◆ **The task**:
Each line below must be reproduced exactly as it stands. Pictures stay out of the copy.

[App and web page records]
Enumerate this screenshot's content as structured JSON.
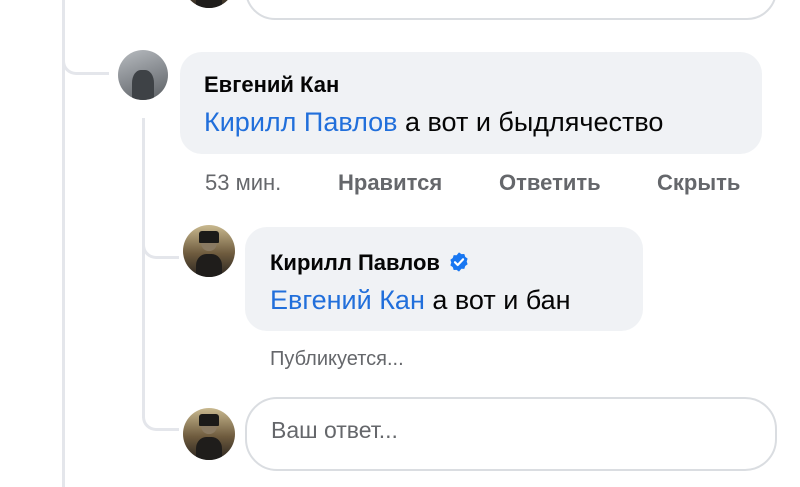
{
  "comments": [
    {
      "author": "Евгений Кан",
      "mention": "Кирилл Павлов",
      "text": " а вот и быдлячество",
      "time": "53 мин.",
      "like_label": "Нравится",
      "reply_label": "Ответить",
      "hide_label": "Скрыть"
    },
    {
      "author": "Кирилл Павлов",
      "verified": true,
      "mention": "Евгений Кан",
      "text": " а вот и бан",
      "status": "Публикуется..."
    }
  ],
  "reply_box": {
    "placeholder": "Ваш ответ..."
  },
  "colors": {
    "mention": "#216fdb",
    "verified": "#1877f2",
    "bubble": "#f0f2f5",
    "meta": "#65676b"
  }
}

◆ **Response to the exercise**:
Enumerate this screenshot's content as structured JSON.
{
  "comments": [
    {
      "author": "Евгений Кан",
      "mention": "Кирилл Павлов",
      "text": " а вот и быдлячество",
      "time": "53 мин.",
      "like_label": "Нравится",
      "reply_label": "Ответить",
      "hide_label": "Скрыть"
    },
    {
      "author": "Кирилл Павлов",
      "verified": true,
      "mention": "Евгений Кан",
      "text": " а вот и бан",
      "status": "Публикуется..."
    }
  ],
  "reply_box": {
    "placeholder": "Ваш ответ..."
  },
  "colors": {
    "mention": "#216fdb",
    "verified": "#1877f2",
    "bubble": "#f0f2f5",
    "meta": "#65676b"
  }
}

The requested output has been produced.